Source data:
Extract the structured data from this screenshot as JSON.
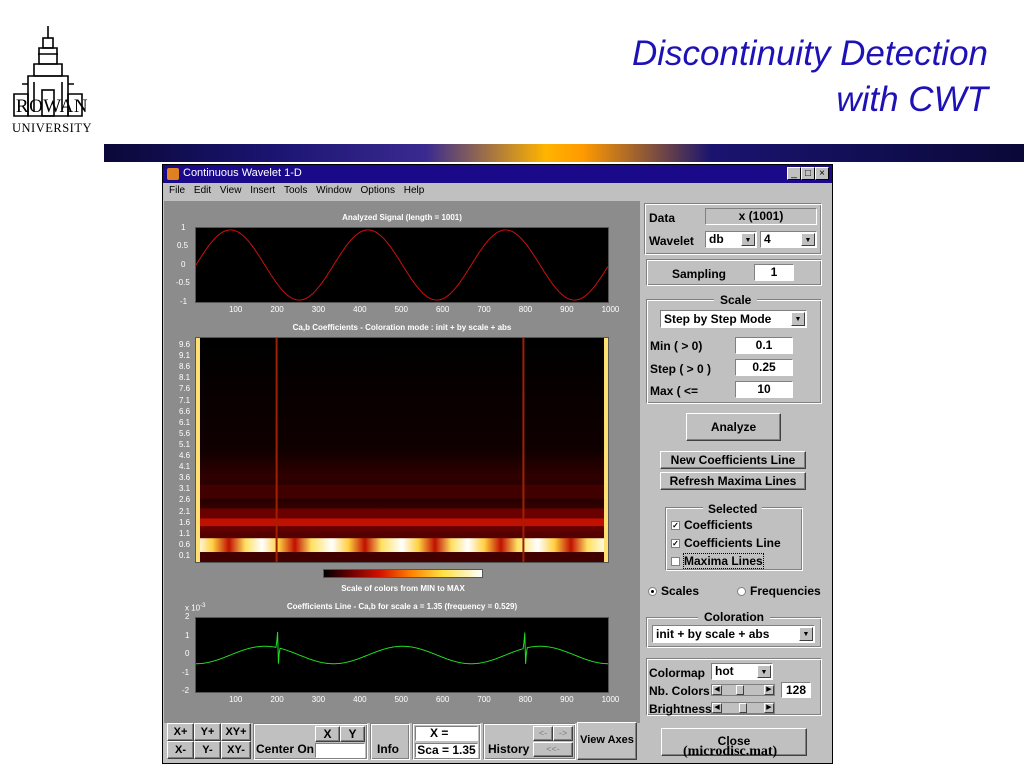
{
  "slide": {
    "title_line1": "Discontinuity Detection",
    "title_line2": "with CWT",
    "logo_line1": "ROWAN",
    "logo_line2": "UNIVERSITY",
    "caption": "(microdisc.mat)"
  },
  "window": {
    "title": "Continuous Wavelet 1-D",
    "controls": [
      "_",
      "□",
      "×"
    ],
    "menu": [
      "File",
      "Edit",
      "View",
      "Insert",
      "Tools",
      "Window",
      "Options",
      "Help"
    ]
  },
  "plots": {
    "signal": {
      "title": "Analyzed Signal  (length = 1001)",
      "yticks": [
        "1",
        "0.5",
        "0",
        "-0.5",
        "-1"
      ],
      "xticks": [
        "100",
        "200",
        "300",
        "400",
        "500",
        "600",
        "700",
        "800",
        "900",
        "1000"
      ]
    },
    "coeffs": {
      "title": "Ca,b Coefficients  - Coloration mode : init + by scale + abs",
      "yticks": [
        "9.6",
        "9.1",
        "8.6",
        "8.1",
        "7.6",
        "7.1",
        "6.6",
        "6.1",
        "5.6",
        "5.1",
        "4.6",
        "4.1",
        "3.6",
        "3.1",
        "2.6",
        "2.1",
        "1.6",
        "1.1",
        "0.6",
        "0.1"
      ]
    },
    "colorbar": {
      "label": "Scale of colors from MIN to MAX"
    },
    "line": {
      "title": "Coefficients Line - Ca,b   for scale a = 1.35  (frequency =   0.529)",
      "exponent": "x 10",
      "exponent_power": "-3",
      "yticks": [
        "2",
        "1",
        "0",
        "-1",
        "-2"
      ],
      "xticks": [
        "100",
        "200",
        "300",
        "400",
        "500",
        "600",
        "700",
        "800",
        "900",
        "1000"
      ]
    }
  },
  "chart_data": [
    {
      "type": "line",
      "title": "Analyzed Signal  (length = 1001)",
      "xlim": [
        1,
        1001
      ],
      "ylim": [
        -1,
        1
      ],
      "series": [
        {
          "color": "#d01010",
          "amplitude": 1,
          "period": 334,
          "phase_deg": 0,
          "x": [
            1,
            84,
            168,
            251,
            335,
            418,
            502,
            585,
            669,
            752,
            836,
            919,
            1001
          ],
          "y": [
            0,
            1,
            0,
            -1,
            0,
            1,
            0,
            -1,
            0,
            1,
            0,
            -1,
            0
          ]
        }
      ]
    },
    {
      "type": "line",
      "title": "Coefficients Line - Ca,b   for scale a = 1.35  (frequency =   0.529)",
      "xlim": [
        1,
        1001
      ],
      "ylim": [
        -2,
        2
      ],
      "y_multiplier": "x 10^-3",
      "series": [
        {
          "color": "#20e020",
          "x": [
            1,
            84,
            168,
            200,
            251,
            335,
            418,
            502,
            585,
            669,
            752,
            800,
            836,
            919,
            1001
          ],
          "y": [
            -0.5,
            0,
            0.5,
            0.5,
            0,
            -0.5,
            0,
            0.5,
            0,
            -0.5,
            0,
            0.5,
            0.5,
            0,
            -0.5
          ],
          "spikes_at_x": [
            200,
            800
          ]
        }
      ]
    }
  ],
  "panel": {
    "data_label": "Data",
    "data_value": "x  (1001)",
    "wavelet_label": "Wavelet",
    "wavelet_family": "db",
    "wavelet_order": "4",
    "sampling_label": "Sampling",
    "sampling_value": "1",
    "scale_title": "Scale",
    "scale_mode": "Step by Step Mode",
    "min_label": "Min  ( > 0)",
    "min_value": "0.1",
    "step_label": "Step ( > 0 )",
    "step_value": "0.25",
    "max_label": "Max  ( <=",
    "max_value": "10",
    "analyze": "Analyze",
    "new_coef_line": "New Coefficients Line",
    "refresh_maxima": "Refresh Maxima Lines",
    "selected_title": "Selected",
    "sel_coefficients": "Coefficients",
    "sel_coef_line": "Coefficients Line",
    "sel_maxima": "Maxima Lines",
    "scales": "Scales",
    "frequencies": "Frequencies",
    "coloration_title": "Coloration",
    "coloration_value": "init + by scale + abs",
    "colormap_label": "Colormap",
    "colormap_value": "hot",
    "nb_colors_label": "Nb. Colors",
    "nb_colors_value": "128",
    "brightness_label": "Brightness",
    "close": "Close"
  },
  "toolbar": {
    "xplus": "X+",
    "yplus": "Y+",
    "xyplus": "XY+",
    "xminus": "X-",
    "yminus": "Y-",
    "xyminus": "XY-",
    "x": "X",
    "y": "Y",
    "center_on": "Center On",
    "info": "Info",
    "x_eq": "X =",
    "sca": "Sca = 1.35",
    "history": "History",
    "hist_prev": "<-",
    "hist_next": "->",
    "hist_first": "<<-",
    "view_axes": "View Axes"
  }
}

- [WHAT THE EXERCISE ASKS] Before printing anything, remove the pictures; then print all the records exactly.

- [SOLUTION]
Extract the structured data from this screenshot as JSON.
{
  "slide": {
    "title_line1": "Discontinuity Detection",
    "title_line2": "with CWT",
    "logo_line1": "ROWAN",
    "logo_line2": "UNIVERSITY",
    "caption": "(microdisc.mat)"
  },
  "window": {
    "title": "Continuous Wavelet 1-D",
    "controls": [
      "_",
      "□",
      "×"
    ],
    "menu": [
      "File",
      "Edit",
      "View",
      "Insert",
      "Tools",
      "Window",
      "Options",
      "Help"
    ]
  },
  "plots": {
    "signal": {
      "title": "Analyzed Signal  (length = 1001)",
      "yticks": [
        "1",
        "0.5",
        "0",
        "-0.5",
        "-1"
      ],
      "xticks": [
        "100",
        "200",
        "300",
        "400",
        "500",
        "600",
        "700",
        "800",
        "900",
        "1000"
      ]
    },
    "coeffs": {
      "title": "Ca,b Coefficients  - Coloration mode : init + by scale + abs",
      "yticks": [
        "9.6",
        "9.1",
        "8.6",
        "8.1",
        "7.6",
        "7.1",
        "6.6",
        "6.1",
        "5.6",
        "5.1",
        "4.6",
        "4.1",
        "3.6",
        "3.1",
        "2.6",
        "2.1",
        "1.6",
        "1.1",
        "0.6",
        "0.1"
      ]
    },
    "colorbar": {
      "label": "Scale of colors from MIN to MAX"
    },
    "line": {
      "title": "Coefficients Line - Ca,b   for scale a = 1.35  (frequency =   0.529)",
      "exponent": "x 10",
      "exponent_power": "-3",
      "yticks": [
        "2",
        "1",
        "0",
        "-1",
        "-2"
      ],
      "xticks": [
        "100",
        "200",
        "300",
        "400",
        "500",
        "600",
        "700",
        "800",
        "900",
        "1000"
      ]
    }
  },
  "chart_data": [
    {
      "type": "line",
      "title": "Analyzed Signal  (length = 1001)",
      "xlim": [
        1,
        1001
      ],
      "ylim": [
        -1,
        1
      ],
      "series": [
        {
          "color": "#d01010",
          "amplitude": 1,
          "period": 334,
          "phase_deg": 0,
          "x": [
            1,
            84,
            168,
            251,
            335,
            418,
            502,
            585,
            669,
            752,
            836,
            919,
            1001
          ],
          "y": [
            0,
            1,
            0,
            -1,
            0,
            1,
            0,
            -1,
            0,
            1,
            0,
            -1,
            0
          ]
        }
      ]
    },
    {
      "type": "line",
      "title": "Coefficients Line - Ca,b   for scale a = 1.35  (frequency =   0.529)",
      "xlim": [
        1,
        1001
      ],
      "ylim": [
        -2,
        2
      ],
      "y_multiplier": "x 10^-3",
      "series": [
        {
          "color": "#20e020",
          "x": [
            1,
            84,
            168,
            200,
            251,
            335,
            418,
            502,
            585,
            669,
            752,
            800,
            836,
            919,
            1001
          ],
          "y": [
            -0.5,
            0,
            0.5,
            0.5,
            0,
            -0.5,
            0,
            0.5,
            0,
            -0.5,
            0,
            0.5,
            0.5,
            0,
            -0.5
          ],
          "spikes_at_x": [
            200,
            800
          ]
        }
      ]
    }
  ],
  "panel": {
    "data_label": "Data",
    "data_value": "x  (1001)",
    "wavelet_label": "Wavelet",
    "wavelet_family": "db",
    "wavelet_order": "4",
    "sampling_label": "Sampling",
    "sampling_value": "1",
    "scale_title": "Scale",
    "scale_mode": "Step by Step Mode",
    "min_label": "Min  ( > 0)",
    "min_value": "0.1",
    "step_label": "Step ( > 0 )",
    "step_value": "0.25",
    "max_label": "Max  ( <=",
    "max_value": "10",
    "analyze": "Analyze",
    "new_coef_line": "New Coefficients Line",
    "refresh_maxima": "Refresh Maxima Lines",
    "selected_title": "Selected",
    "sel_coefficients": "Coefficients",
    "sel_coef_line": "Coefficients Line",
    "sel_maxima": "Maxima Lines",
    "scales": "Scales",
    "frequencies": "Frequencies",
    "coloration_title": "Coloration",
    "coloration_value": "init + by scale + abs",
    "colormap_label": "Colormap",
    "colormap_value": "hot",
    "nb_colors_label": "Nb. Colors",
    "nb_colors_value": "128",
    "brightness_label": "Brightness",
    "close": "Close"
  },
  "toolbar": {
    "xplus": "X+",
    "yplus": "Y+",
    "xyplus": "XY+",
    "xminus": "X-",
    "yminus": "Y-",
    "xyminus": "XY-",
    "x": "X",
    "y": "Y",
    "center_on": "Center On",
    "info": "Info",
    "x_eq": "X =",
    "sca": "Sca = 1.35",
    "history": "History",
    "hist_prev": "<-",
    "hist_next": "->",
    "hist_first": "<<-",
    "view_axes": "View Axes"
  }
}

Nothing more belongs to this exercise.